Filipinos see income from using Internet
More Filipinos are starting to see and take advantage of the opportunities that the Internet provides in helping people set up businesses and improve their incomes in ways that were not possible in the past.
A survey by multinational technology firm Ericsson said Filipino Internet users now use Web for more than just viewing videos on YouTube or posting photos on Facebook.
“(Filipino) respondents were particularly aware of the income opportunities using the Internet could bring,” said Vishnu Singh, regional head of Ericsson’s ConsumerLab.
These opportunities can range from the complex creation of new applications for Internet-enabled smartphones to methods as simple as online selling.
The ConsumerLab survey on the Philippine market, which covered 2,900 respondents, said more than half of people asked said the Internet provides opportunities to generate more income. Meanwhile, over 60 percent of respondents said smartphones are now effective business enablers.
“We’ve seen a lot of creativity in Internet users,” Singh said in a recent briefing earlier.
He said this was driven mainly by the high cost of living in the Philippines, relative to average Filipino’s income level.
“Filipinos are increasingly looking for opportunities to improve their quality of life,” Singh said. “More and more consumers perceive the Internet and the mobile phone can help create new businesses or job opportunities.”
Ericsson said more Filipinos believe that doing business online was now easier due to the prevalence of e-commerce platforms that allow vendors to sell their wares through websites or blogs, and users to pay for these products using electronic payment systems.
However, the biggest challenge that has kept the Internet from improving the lives of more Filipinos was that the Web remained largely inaccessible to the bulk of the population.
Singh said this was a result of a combination of the lack of awareness of what the Internet is, expensive rates and poor network infrastructure in countryside areas.
Data from the country’s Internet providers showed that only 4.7 million people, or about one in every 20 Filipinos, had broadband Internet subscriptions today. Most Filipino Internet users, he said, still preferred to access the Web through neighborhood Internet cafes rather than committing to multi-year Internet service contracts.
Despite this, the company said it was hopeful that Internet usage in the Philippines would continue to pick up, largely because of the emerging popularity of smartphones.
The survey’s results showed that 66 percent of all non-Internet users were interested in accessing the Web primarily using mobile phones.
“From the data we have gathered in our study, it seems there is strong demand for Internet connectivity in the Philippines, particularly for mobile broadband,” Singh said.

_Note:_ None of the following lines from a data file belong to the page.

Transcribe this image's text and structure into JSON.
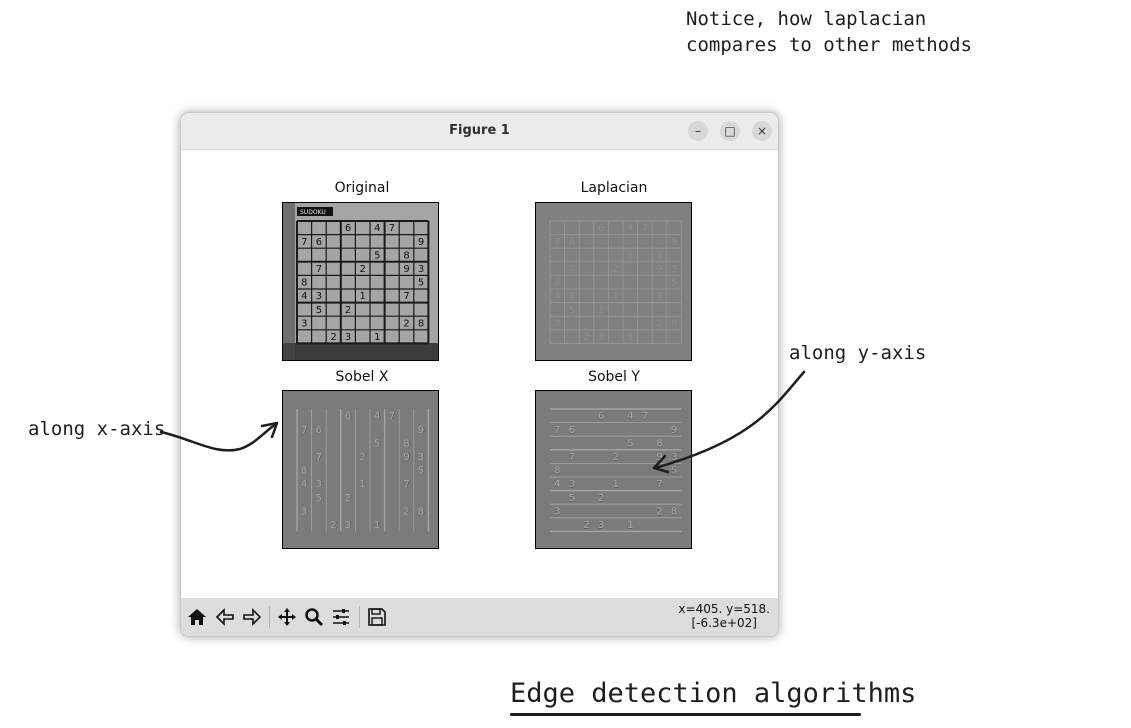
{
  "annotations": {
    "note_line1": "Notice, how laplacian",
    "note_line2": "compares to other methods",
    "x_axis_label": "along x-axis",
    "y_axis_label": "along y-axis",
    "caption": "Edge detection algorithms"
  },
  "window": {
    "title": "Figure 1",
    "minimize": "–",
    "maximize": "□",
    "close": "×"
  },
  "figure": {
    "panels": [
      {
        "title": "Original",
        "filter": "original"
      },
      {
        "title": "Laplacian",
        "filter": "laplacian"
      },
      {
        "title": "Sobel X",
        "filter": "sobel-x"
      },
      {
        "title": "Sobel Y",
        "filter": "sobel-y"
      }
    ],
    "sudoku_digits": [
      [
        0,
        0,
        0,
        6,
        0,
        4,
        7,
        0,
        0
      ],
      [
        7,
        6,
        0,
        0,
        0,
        0,
        0,
        0,
        9
      ],
      [
        0,
        0,
        0,
        0,
        0,
        5,
        0,
        8,
        0
      ],
      [
        0,
        7,
        0,
        0,
        2,
        0,
        0,
        9,
        3
      ],
      [
        8,
        0,
        0,
        0,
        0,
        0,
        0,
        0,
        5
      ],
      [
        4,
        3,
        0,
        0,
        1,
        0,
        0,
        7,
        0
      ],
      [
        0,
        5,
        0,
        2,
        0,
        0,
        0,
        0,
        0
      ],
      [
        3,
        0,
        0,
        0,
        0,
        0,
        0,
        2,
        8
      ],
      [
        0,
        0,
        2,
        3,
        0,
        1,
        0,
        0,
        0
      ]
    ],
    "sudoku_header": "SUDOKU"
  },
  "toolbar": {
    "tools": [
      "home-icon",
      "back-icon",
      "forward-icon",
      "pan-icon",
      "zoom-icon",
      "configure-subplots-icon",
      "save-icon"
    ],
    "coords_line1": "x=405. y=518.",
    "coords_line2": "[-6.3e+02]"
  }
}
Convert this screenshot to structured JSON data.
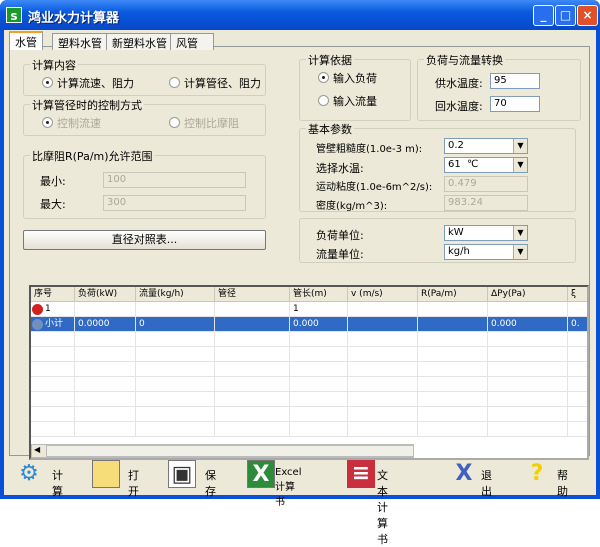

He said the strong demand from the market and the increasing affordability of Internet-enabled mobile devices drive Internet usage growth in the Philippines. “The potential could be even greater if the network infrastructure is improved, Internet awareness programs are introduced and right pricing and packaging are offered to the consumers,” he said.
Also driving the growth of Internet usage was the continued migration of Filipinos to find greener pastures overseas.
Families they leave behind, Singh said, use Internet video and voice applications to keep in touch with their loved ones.
“For families, video calls are an important means to keep in touch,” he said.
Amid the expected surge in demand, Ericsson said Internet service providers need to step up efforts to improve quality and reliability of their offerings.
Ericsson said consumer demands have become more sophisticated, and that most users surveyed expressed a willingness to pay more money for better services.
“Service providers need to have a deeper understanding of their customers’ changing demands, and to deliver on those expectations,” Singh said.
“Customers will impulsively react to poor experience, so the key is to solve their problems and improve the experience at the various touch points that impact the customer journey,” he added.
Get Inquirer updates while on the go, add us on these apps:
Disclaimer: The comments uploaded on this site do not necessarily represent or reflect the views of management and owner of INQUIRER.net. We reserve the right to exclude comments that we deem to be inconsistent with our editorial standards.
To subscribe to the Philippine Daily Inquirer newspaper in the Philippines, call +63 2 896-6000 for Metro Manila and Metro Cebu or email your subscription request here.
Factual errors? Contact the Philippine Daily Inquirer's day desk. Believe this article violates journalistic ethics? Contact the Inquirer's Reader's Advocate. Or write The Readers' Advocate:
c/o Philippine Daily Inquirer Chino Roces Avenue corner Yague and Mascardo Streets, Makati City,Metro Manila, Philippines Or fax nos. +63 2 8974793 to 94